Guest Editorial -For Plateworld.com
Don Baudrand, Don Baudrand Consulting, e-mail:firstname.lastname@example.org
Physical Characteristics and Testing of
PART II – THICKNESS TESTING
Methods of testing thickness of plated deposits
Beta Back scattering Metallurgical cross section/microscope
X-ray Fluorescence Coulometric
Magnetic Eddy Current
Dropping test Spot test
Jet Test Micrometer
Weight increase Ultrasonic
Each test method has limitations and is subject to errors. Knowledge of these inherent errors is essential to producing reliable results. There is not enough space to discuss all these methods and point out possible errors. I may have missed a few methods. However these are the ones I know something about. I have used most of them. The nice thing about editorials is that I don’t have to follow the rules of good scientific paper writing.
I will start with Beta back scattering, because it has interesting attributes.
The beta back scattering is non-destructive and can be used on many different plated deposits. The way it works is interesting. It has a radioactive source in the instrument that emits beta radiation onto the metal to be measured. The metal scatters the radiation and a Geiger counter reads the amount of returned beta radiation. The amount of returned radiation is proportional the atomic number (and thus the atomic mass) of the atoms in the metal being tested. The “Betascope” and other names for Beta back scattering instruments is widely used because of its relative accuracy, ease of use, is relatively fast and is non-destructive.
To assure accuracy, the density of the deposit must be known within reasonable accuracy. For example, the thickness measurement = Betascope thickness X Gold density-standard
Standards are available from NTIS (National Institute for Technology and Standards) and from suppliers of the instruments. The instrument is calibrated using the pure gold standard, density 19.3 gm/cm3. Hard gold deposits range from 17.4-to18 gm/cm3.

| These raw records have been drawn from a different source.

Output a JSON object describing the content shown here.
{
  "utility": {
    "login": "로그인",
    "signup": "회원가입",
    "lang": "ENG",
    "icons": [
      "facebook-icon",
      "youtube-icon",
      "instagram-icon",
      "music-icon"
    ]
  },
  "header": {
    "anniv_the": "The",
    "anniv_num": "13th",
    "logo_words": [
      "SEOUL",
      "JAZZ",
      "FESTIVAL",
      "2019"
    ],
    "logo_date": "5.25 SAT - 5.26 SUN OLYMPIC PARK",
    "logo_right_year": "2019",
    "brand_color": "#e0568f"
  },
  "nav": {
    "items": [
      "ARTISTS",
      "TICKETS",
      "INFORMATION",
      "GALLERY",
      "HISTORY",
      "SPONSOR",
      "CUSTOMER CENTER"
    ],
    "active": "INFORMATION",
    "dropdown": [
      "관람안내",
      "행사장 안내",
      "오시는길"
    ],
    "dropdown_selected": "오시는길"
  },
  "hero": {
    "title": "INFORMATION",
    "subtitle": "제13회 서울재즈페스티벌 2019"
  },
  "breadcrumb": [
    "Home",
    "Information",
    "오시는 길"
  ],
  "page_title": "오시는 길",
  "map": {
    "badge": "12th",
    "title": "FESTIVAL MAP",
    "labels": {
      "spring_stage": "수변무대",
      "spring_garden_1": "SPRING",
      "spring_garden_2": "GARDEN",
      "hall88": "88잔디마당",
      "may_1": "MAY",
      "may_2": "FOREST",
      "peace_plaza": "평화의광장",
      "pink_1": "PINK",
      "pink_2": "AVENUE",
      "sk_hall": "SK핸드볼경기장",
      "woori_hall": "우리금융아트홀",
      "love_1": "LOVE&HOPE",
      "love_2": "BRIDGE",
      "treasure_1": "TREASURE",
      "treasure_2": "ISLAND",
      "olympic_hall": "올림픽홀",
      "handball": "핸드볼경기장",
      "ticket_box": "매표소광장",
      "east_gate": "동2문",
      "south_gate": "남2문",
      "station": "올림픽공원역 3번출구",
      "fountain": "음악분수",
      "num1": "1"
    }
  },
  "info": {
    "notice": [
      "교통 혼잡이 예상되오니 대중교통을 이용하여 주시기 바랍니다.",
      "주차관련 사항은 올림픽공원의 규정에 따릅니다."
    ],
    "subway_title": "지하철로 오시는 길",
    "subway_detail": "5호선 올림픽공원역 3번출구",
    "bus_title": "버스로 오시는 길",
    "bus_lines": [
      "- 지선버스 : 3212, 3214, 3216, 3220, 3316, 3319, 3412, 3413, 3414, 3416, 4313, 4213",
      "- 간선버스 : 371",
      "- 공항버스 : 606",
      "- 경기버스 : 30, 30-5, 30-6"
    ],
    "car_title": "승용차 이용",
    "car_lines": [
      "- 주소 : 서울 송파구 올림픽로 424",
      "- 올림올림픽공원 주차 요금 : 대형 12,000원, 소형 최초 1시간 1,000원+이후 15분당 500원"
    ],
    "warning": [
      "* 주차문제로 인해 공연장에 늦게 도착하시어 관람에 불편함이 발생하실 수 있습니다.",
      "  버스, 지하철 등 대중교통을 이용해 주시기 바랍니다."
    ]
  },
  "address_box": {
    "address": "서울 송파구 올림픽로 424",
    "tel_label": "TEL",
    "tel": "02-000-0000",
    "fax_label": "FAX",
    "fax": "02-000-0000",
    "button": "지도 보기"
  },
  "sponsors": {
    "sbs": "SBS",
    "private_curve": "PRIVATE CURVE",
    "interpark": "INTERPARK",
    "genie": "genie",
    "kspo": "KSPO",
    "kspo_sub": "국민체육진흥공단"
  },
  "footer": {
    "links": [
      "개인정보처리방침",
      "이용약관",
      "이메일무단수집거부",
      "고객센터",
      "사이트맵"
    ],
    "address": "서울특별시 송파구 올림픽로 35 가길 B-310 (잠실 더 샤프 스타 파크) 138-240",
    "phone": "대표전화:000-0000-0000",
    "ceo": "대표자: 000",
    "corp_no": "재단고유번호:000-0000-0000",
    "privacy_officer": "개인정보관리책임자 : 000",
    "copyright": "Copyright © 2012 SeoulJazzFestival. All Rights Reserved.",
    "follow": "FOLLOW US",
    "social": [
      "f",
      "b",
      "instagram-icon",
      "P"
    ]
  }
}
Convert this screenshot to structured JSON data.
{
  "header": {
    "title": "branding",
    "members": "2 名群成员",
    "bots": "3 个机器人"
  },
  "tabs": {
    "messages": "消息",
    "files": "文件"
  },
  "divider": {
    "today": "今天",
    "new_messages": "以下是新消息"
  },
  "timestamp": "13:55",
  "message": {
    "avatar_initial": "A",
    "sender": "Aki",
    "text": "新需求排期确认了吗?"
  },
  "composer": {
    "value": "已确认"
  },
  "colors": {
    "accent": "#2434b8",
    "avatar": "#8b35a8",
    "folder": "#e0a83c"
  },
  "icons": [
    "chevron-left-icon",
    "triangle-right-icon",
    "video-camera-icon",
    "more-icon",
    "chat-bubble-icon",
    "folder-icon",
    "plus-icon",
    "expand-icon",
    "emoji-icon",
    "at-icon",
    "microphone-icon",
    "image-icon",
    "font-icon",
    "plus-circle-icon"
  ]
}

. Using the standards and knowing the density of the metal or alloy to be tested other metals and alloys can be tested for thickness as well as gold.
Metallurgical cross section thickness measurements can be very accurate using the ASTM recommended procedure. This method requires cutting a crossection from the part to be tested. Cutting should be done with a fine grain diamond saw, or equivalent so that a minimum of burrs are left and the cut is exactly perpendicular the surface. The specimen is mounted in a plastic mold and polished to a fine finish. Again the specimen must not be at an angle that would result in a high reading. Using a microscope with a filar eyepiece, measure the thickness directly.
X-ray fluorescence is used to measure thickness of heavy metals. Nickel copper tungsten molybdenum, tin-lead alloys, etc. are the typical metals tested by this means for the best accuracy. Layers of deposits can be measured. For example tin-lead over nickel, Gold over nickel, chromium over nickel over copper, and many more similar layers of coatings.
Coulometric instruments, also known as anodic stripping, use an electrochemical process to etch away a plated or metallic layer at a predetermined rate. The amount of time to remove the plated layer provides an indication of coating thickness. Coulometric measurement is a destructive technique.
Eddy current, penetrating radar and other electromagnetic thickness gauge techniques are used to detect or measure flaws, bond or weld integrity, electrical conductivity, coating thickness, detect the presence metals. The eddy current method is also useful in sorting alloys and verifying heat treatment. Eddy current thickness gages use an electromagnet to induce an eddy current in a conductive sample. The response of the material to the induced current is sensed. Since the probe does not have to contact the work surface, eddy current testing is useful on rough surfaces or surfaces with wet films or coatings.
Laser thickness gauges include methods such as laser shearography, magneto-optical, holographic interferometry or other optical techniques to detect flaws, residual stress or measure thickness.
Mechanical gages physically contact a sample to measure thickness using a gap and/or comparison to a known dimensional standard or master. Micrometers and calipers are common types of mechanical gages used for dimensional gaging.
Ultrasonic instruments use beams of high frequency acoustic energy that are introduced into the material and subsequently retrieved. Thickness or distance calculations are based on the speed of sound through the material being evaluated. The most widely used of all UT techniques is the pulse-echo technique.
Magnetic measurements using the “Magnagage” has been around longer then I have. A small magnet attached to a flexible wire is lowered onto the surface of a plated non-magnetic coating and slowly tension is applied while a gage measures the force required to separate the probe from the surface being tested. The magnetic method is limited to magnetic substrates and non-magnetic coatings. It is a quick rough measure of thickness.
What have I missed?